The news is quite exciting for the prospects of life on the Red Planet, because water is essential for life.
So first, you must find water.
Artist's impression of the Mars Express spacecraft probing the southern hemisphere of Mars. But the radar reflections could be produced by a layer of water less than a meter thick, so it could be just a thin layer of liquid lining the base of the ice sheet. The depth of the water is not known.
An Italian team of scientists detected the lake while carrying out a radar survey using the Mars Express spacecraft.
One of the 29 samples showed unusually strong reflections.
The continuous white line at the top of the radar results above marks the beginning of the South Polar Layered Deposit; a filo pastry-like accumulation of water ice and dust.
"This is the place on Mars where you have something that most resembles a habitat, a place where life could subsist", said planetary scientist Roberto Orosei of Istituto Nazionale di Astrofisica in Italy, who led the research published in the journal Science. Its ground-penetrating radar detects boundaries between structures of different dielectric permittivity - a measure of a material's electrical polarisation under the influence of an external electric field.
Detection via radar signals means that the thickness "would need to be at least several tens of centimeters thick", according to a statement by the European Space Agency, which described the body of liquid water as "possibly laden with salty, saturated sediments".
Mars Express orbiting Mars with a cross section of radar echoes superimposed and tilted 90 degrees.
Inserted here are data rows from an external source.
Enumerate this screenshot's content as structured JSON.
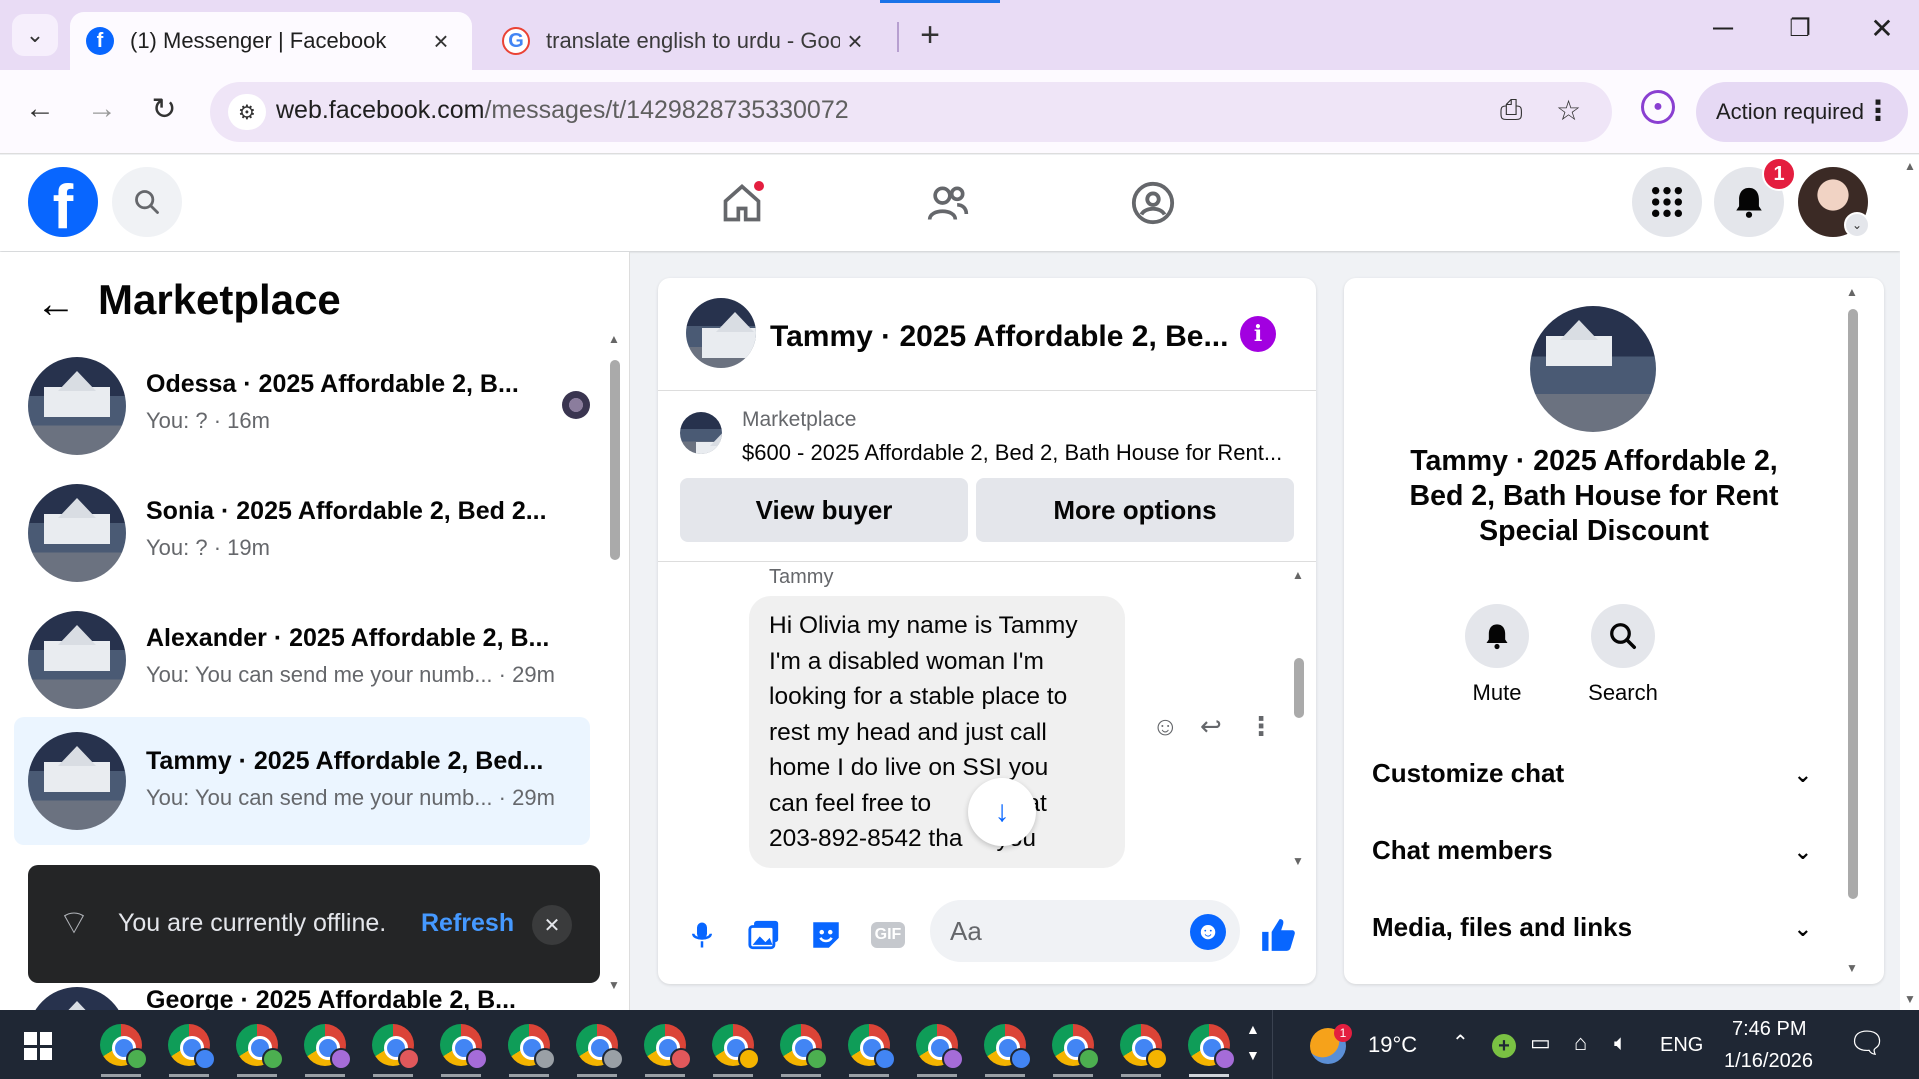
{
  "browser": {
    "tabs": [
      {
        "title": "(1) Messenger | Facebook",
        "active": true,
        "icon": "facebook-icon"
      },
      {
        "title": "translate english to urdu - Goog",
        "active": false,
        "icon": "google-icon"
      }
    ],
    "url_domain": "web.facebook.com",
    "url_path": "/messages/t/1429828735330072",
    "action_required_label": "Action required"
  },
  "fb_header": {
    "notification_count": "1",
    "nav_icons": [
      "home-icon",
      "friends-icon",
      "groups-icon"
    ]
  },
  "sidebar": {
    "title": "Marketplace",
    "conversations": [
      {
        "name": "Odessa · 2025 Affordable 2, B...",
        "preview": "You: ? · 16m",
        "selected": false,
        "seen": true
      },
      {
        "name": "Sonia · 2025 Affordable 2, Bed 2...",
        "preview": "You: ? · 19m",
        "selected": false,
        "seen": false
      },
      {
        "name": "Alexander · 2025 Affordable 2, B...",
        "preview": "You: You can send me your numb... · 29m",
        "selected": false,
        "seen": false
      },
      {
        "name": "Tammy · 2025 Affordable 2, Bed...",
        "preview": "You: You can send me your numb... · 29m",
        "selected": true,
        "seen": false
      },
      {
        "name": "George · 2025 Affordable 2, B...",
        "preview": "",
        "selected": false,
        "seen": false
      }
    ]
  },
  "toast": {
    "message": "You are currently offline.",
    "action": "Refresh"
  },
  "chat": {
    "title": "Tammy · 2025 Affordable 2, Be...",
    "listing_source": "Marketplace",
    "listing_title": "$600 - 2025 Affordable 2, Bed 2, Bath House for Rent...",
    "view_buyer_label": "View buyer",
    "more_options_label": "More options",
    "sender": "Tammy",
    "message_lines": [
      "Hi Olivia my name is Tammy",
      "I'm a disabled woman I'm",
      "looking for a stable place to",
      "rest my head and just call",
      "home I do live on SSI you",
      "can feel free to        me at",
      "203-892-8542 tha     you"
    ],
    "input_placeholder": "Aa"
  },
  "details": {
    "title": "Tammy · 2025 Affordable 2, Bed 2, Bath House for Rent Special Discount",
    "mute_label": "Mute",
    "search_label": "Search",
    "sections": [
      "Customize chat",
      "Chat members",
      "Media, files and links"
    ]
  },
  "taskbar": {
    "weather_temp": "19°C",
    "weather_badge": "1",
    "language": "ENG",
    "time": "7:46 PM",
    "date": "1/16/2026",
    "chrome_profile_colors": [
      "#4caf50",
      "#4285f4",
      "#4caf50",
      "#a56cd8",
      "#e0585b",
      "#a56cd8",
      "#9aa0a6",
      "#9aa0a6",
      "#e0585b",
      "#f4b400",
      "#4caf50",
      "#4285f4",
      "#a56cd8",
      "#4285f4",
      "#4caf50",
      "#f4b400",
      "#a56cd8"
    ]
  }
}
The discovery could offer fresh clues about how Earth's neighbor so profoundly transformed billions of years ago from a warmer, wetter world to its freeze-dried state today, according to Scientific American.
Either way, the discovery greatly increases the chances of extraterrestrial life existing on Mars.
"This is a discovery of extraordinary significance, and is bound to heighten speculation about the presence of living organisms on the Red Planet", said Fred Watson of the Australian Astronomical Observatory.
The high levels of salt in the water might make the environment tough but not impossible for life.
The discovery is the latest of many breakthroughs by Nasa's Mars missions.
"Our mantra back then was 'follow the water.' That was the one phrase that captured everything", Hubbard said.
The radar data showed that the lake contained a large amount of salt, Prof Orosei added.
To know for certain if this lake actually exists is not going to be easy, Orosei says. The chambers allow for experiments in pressure and temperature environments similar to conditions found on other planets.
Still, the more measurements scientists can collect, the more confident they can be.